Russia's Foreign Minister Sergey Lavrov (l) and his British counterpart William Hague walk to a press conference after their meeting in Moscow, May 28, 2012 (AP).
MOSCOW - Russian Foreign Minister Sergei Lavrov is blaming both sides in Syria's conflict for civilian deaths that have drawn international condemnation.

Following talks with his British counterpart, Lavrov said both the rebels and the Syrian government were responsible for the massacre of more than 100 civilians in the town of Houla on Friday.

He downplayed what has been Russian support for Syrian President Bashar al-Assad.

He says that for Russia, it is completely unimportant who is in power in Syria. He says the most important thing for Russia is to support, above all else, an end to the violence, an end to the deaths of people who are mostly civilians, and to support political dialogue where the Syrians themselves decide the destiny of their country.

Britain's Foreign Secretary William Hague, however, blamed Syria’s government for the Houla deaths, which included many children.

"It is part of the pattern of behavior of the Assad regime, I believe, to commit atrocities and then to try to blame those atrocities on other people," said Hague. "So we must always have our eyes open to that, difficult as it will be, to determine what has happened in any individual incident."

But Lavrov says guilt for the attacks "should be determined objectively."

Both Russia and Britain say more should be done to implement United Nations Special Envoy Kofi Annan’s peace plan that calls for a cessation of violence from both sides.

"If we all honestly want to help fulfill the Kofi Annan plan, we need to push all players inside Syria, without exception, who are standing with weapons in their hands facing each other," said Lavrov.

Lavrov added that nothing will come of conditions that demand regime change.
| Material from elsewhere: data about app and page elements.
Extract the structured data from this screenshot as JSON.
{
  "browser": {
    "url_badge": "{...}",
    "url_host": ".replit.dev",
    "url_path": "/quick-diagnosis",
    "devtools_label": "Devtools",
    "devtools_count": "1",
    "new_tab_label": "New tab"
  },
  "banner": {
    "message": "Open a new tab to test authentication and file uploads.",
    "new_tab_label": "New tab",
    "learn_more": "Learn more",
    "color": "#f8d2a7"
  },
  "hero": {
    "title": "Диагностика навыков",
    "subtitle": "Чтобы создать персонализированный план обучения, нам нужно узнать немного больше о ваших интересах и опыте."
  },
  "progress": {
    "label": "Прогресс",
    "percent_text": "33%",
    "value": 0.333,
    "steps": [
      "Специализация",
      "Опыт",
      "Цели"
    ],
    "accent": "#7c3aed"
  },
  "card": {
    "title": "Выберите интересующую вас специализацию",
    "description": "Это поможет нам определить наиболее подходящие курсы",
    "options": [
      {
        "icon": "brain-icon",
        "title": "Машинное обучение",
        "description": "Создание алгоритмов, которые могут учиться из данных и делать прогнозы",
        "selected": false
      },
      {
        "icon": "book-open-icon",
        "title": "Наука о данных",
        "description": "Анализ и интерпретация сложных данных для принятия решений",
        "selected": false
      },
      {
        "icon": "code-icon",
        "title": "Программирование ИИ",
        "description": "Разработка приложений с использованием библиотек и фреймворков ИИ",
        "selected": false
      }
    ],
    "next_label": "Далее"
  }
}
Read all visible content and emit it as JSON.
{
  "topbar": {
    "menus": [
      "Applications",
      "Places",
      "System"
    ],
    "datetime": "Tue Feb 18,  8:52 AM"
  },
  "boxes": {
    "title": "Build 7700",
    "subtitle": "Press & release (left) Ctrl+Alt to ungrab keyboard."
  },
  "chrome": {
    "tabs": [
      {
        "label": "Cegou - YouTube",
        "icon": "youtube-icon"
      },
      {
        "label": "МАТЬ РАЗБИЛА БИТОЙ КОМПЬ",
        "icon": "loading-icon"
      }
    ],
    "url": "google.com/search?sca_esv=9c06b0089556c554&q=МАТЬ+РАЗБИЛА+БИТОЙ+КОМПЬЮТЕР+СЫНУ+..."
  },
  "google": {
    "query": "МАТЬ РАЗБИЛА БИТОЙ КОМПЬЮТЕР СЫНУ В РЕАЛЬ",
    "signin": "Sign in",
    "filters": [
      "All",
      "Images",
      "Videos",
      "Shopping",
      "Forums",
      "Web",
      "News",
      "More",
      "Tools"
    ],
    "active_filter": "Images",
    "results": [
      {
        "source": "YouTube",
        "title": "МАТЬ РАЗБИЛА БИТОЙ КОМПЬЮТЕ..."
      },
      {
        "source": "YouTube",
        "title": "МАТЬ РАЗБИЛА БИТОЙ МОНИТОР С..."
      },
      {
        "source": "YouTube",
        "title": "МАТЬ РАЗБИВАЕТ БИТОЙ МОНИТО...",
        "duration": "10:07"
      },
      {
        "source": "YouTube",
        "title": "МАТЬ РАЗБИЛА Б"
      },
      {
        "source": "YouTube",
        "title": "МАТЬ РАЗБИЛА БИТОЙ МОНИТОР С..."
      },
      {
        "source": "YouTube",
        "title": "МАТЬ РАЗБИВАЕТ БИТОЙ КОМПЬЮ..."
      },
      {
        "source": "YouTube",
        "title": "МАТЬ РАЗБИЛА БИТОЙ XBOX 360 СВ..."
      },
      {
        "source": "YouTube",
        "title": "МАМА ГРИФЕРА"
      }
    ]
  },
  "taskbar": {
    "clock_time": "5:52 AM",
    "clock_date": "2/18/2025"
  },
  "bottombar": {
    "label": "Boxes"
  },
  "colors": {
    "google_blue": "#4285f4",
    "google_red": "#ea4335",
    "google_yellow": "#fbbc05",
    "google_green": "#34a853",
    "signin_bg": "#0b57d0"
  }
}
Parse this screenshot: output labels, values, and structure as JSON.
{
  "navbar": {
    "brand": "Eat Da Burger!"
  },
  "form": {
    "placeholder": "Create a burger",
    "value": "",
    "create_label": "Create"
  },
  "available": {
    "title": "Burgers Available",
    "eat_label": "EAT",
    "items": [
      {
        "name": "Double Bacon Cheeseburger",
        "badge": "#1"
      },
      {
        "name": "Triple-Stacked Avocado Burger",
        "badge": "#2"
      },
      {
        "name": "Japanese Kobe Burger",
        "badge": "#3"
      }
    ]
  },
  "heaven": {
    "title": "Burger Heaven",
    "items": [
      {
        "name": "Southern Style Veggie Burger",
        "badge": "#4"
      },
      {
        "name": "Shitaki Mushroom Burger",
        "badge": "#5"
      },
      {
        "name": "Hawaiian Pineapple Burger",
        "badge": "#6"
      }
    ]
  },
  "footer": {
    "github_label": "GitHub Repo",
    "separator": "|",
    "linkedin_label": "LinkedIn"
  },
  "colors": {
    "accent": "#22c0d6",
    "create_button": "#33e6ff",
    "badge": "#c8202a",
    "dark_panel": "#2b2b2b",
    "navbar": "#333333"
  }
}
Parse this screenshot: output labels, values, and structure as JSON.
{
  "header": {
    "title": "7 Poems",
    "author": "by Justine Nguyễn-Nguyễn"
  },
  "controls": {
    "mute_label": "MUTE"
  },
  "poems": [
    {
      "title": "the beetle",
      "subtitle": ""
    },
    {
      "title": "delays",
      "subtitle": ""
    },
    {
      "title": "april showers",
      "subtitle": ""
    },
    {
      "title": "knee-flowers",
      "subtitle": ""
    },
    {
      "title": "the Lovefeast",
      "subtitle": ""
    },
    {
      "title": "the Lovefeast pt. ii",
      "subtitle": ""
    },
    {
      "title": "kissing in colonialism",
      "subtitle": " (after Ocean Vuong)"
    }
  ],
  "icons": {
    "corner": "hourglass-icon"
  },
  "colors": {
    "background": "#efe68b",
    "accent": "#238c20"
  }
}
But he said "We do not support the Syrian government, we support Kofi Annan's plan."

Hague said the Annan peace plan is the only way to resolve the conflict.

"The alternatives in Syria are the Annan plan or the Assad regime retaking control of the country," he said. "The alternatives are the Annan plan or ever-increasing chaos in Syria and a descent closer and closer to all-out civil war and collapse."

Annan’s six-week old initiative has failed to stop the violence. Meanwhile, the United Nations is nearing full deployment of a 300-member unarmed observer force to monitor compliance. Annan is expected to meet with the Syrian president on Tuesday.